__Task__: Only lines holding the word "count" are needed; copy each of them from the material.

_ _ _ _

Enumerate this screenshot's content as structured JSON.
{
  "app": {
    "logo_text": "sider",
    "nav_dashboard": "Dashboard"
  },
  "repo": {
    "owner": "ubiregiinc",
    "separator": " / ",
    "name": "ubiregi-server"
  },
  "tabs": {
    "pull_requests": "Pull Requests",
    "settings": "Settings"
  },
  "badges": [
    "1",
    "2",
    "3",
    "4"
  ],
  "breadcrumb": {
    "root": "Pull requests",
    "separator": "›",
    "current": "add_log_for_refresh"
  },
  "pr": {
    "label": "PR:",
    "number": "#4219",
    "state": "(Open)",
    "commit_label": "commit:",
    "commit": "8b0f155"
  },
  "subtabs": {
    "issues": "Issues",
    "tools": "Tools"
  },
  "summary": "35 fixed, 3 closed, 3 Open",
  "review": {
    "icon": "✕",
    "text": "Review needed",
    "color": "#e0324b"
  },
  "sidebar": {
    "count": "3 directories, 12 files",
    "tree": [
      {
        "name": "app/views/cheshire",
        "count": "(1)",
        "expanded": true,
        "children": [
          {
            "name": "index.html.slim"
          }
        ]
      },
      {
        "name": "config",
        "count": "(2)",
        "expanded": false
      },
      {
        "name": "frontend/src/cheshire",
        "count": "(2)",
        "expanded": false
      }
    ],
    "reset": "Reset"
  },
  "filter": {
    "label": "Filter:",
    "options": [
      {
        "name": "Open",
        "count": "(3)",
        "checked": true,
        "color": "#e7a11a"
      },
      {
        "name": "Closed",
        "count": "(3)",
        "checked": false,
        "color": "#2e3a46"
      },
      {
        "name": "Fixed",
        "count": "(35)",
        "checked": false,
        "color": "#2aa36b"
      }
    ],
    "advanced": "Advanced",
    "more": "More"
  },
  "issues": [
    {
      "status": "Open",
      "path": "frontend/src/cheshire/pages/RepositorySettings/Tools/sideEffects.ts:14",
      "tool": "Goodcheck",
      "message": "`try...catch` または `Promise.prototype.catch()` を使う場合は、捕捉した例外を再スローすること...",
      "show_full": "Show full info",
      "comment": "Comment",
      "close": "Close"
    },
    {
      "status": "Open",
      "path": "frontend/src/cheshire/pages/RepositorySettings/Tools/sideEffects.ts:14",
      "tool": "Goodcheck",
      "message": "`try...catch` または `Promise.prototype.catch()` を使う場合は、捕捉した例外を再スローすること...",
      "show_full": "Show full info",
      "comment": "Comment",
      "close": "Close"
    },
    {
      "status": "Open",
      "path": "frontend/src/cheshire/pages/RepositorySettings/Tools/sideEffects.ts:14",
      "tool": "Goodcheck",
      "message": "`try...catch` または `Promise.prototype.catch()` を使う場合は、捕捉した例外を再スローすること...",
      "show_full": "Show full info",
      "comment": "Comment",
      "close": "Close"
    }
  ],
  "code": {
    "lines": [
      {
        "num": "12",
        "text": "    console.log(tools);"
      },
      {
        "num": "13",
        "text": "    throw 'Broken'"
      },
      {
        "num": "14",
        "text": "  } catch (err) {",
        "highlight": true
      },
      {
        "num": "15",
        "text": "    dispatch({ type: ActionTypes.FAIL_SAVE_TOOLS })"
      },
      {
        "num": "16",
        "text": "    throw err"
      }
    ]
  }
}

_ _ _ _

__Solution for this task__:
    "count": "3 directories, 12 files",
        "count": "(1)",
        "count": "(2)",
        "count": "(2)",
        "count": "(3)",
        "count": "(3)",
        "count": "(35)",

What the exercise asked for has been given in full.